WHAT NEEDS TO BE DONE ▸ Extract all lines from the data beneath that include the word "screenshot".

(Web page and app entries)
"""

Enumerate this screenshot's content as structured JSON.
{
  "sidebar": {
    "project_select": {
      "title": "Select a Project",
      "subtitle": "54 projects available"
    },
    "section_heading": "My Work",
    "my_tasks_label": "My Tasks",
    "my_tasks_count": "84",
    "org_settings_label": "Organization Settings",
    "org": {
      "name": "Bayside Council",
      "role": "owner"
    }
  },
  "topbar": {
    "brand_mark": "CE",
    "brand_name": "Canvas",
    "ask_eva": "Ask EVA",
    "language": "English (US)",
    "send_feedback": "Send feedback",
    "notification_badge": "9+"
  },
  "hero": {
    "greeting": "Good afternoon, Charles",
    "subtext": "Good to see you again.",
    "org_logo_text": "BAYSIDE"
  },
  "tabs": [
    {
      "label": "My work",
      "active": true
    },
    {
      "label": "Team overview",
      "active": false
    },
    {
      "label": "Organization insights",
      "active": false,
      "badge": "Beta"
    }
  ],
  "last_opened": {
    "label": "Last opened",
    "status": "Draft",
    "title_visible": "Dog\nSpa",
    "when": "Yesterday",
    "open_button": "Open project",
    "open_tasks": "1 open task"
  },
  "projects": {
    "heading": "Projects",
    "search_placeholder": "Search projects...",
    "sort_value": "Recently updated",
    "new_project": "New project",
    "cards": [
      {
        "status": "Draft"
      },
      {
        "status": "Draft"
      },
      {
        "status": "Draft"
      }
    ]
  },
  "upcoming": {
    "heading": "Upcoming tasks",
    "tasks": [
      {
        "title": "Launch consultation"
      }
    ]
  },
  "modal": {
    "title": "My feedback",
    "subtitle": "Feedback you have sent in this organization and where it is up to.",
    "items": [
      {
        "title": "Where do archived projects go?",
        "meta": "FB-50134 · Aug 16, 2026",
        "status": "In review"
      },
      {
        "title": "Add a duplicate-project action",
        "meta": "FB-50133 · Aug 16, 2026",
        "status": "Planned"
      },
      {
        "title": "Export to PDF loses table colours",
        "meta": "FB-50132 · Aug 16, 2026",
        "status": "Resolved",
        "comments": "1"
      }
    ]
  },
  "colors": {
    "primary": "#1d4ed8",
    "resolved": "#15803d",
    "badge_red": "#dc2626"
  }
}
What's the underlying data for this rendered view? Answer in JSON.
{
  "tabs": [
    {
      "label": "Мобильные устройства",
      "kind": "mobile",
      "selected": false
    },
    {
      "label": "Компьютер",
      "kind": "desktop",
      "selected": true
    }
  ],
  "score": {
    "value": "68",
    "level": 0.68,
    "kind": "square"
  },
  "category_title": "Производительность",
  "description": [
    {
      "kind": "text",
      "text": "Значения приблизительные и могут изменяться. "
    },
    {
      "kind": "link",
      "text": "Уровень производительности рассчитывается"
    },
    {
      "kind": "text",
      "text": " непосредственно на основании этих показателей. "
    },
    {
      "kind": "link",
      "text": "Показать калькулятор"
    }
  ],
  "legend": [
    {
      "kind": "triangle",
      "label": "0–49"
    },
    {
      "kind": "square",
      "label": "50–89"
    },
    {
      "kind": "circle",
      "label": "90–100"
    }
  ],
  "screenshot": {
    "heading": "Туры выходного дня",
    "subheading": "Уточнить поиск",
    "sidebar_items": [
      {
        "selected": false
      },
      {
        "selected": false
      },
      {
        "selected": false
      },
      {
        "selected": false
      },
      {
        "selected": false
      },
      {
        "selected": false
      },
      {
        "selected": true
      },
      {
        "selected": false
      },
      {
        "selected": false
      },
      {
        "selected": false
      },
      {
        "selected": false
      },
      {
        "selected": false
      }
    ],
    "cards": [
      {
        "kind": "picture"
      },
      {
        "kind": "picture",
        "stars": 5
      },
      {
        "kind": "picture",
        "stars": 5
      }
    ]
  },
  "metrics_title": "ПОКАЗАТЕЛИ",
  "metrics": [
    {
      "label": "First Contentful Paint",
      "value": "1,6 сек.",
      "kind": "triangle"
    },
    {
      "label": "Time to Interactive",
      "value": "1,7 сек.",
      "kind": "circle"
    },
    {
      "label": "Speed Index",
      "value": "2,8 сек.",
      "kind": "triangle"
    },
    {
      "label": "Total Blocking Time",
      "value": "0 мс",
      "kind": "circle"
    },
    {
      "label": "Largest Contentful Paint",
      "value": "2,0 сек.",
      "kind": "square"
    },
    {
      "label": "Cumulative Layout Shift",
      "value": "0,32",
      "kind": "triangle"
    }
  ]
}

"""

THE COMPLETED TASK ▸
Enumerate this screenshot's content as structured JSON.
  "screenshot": {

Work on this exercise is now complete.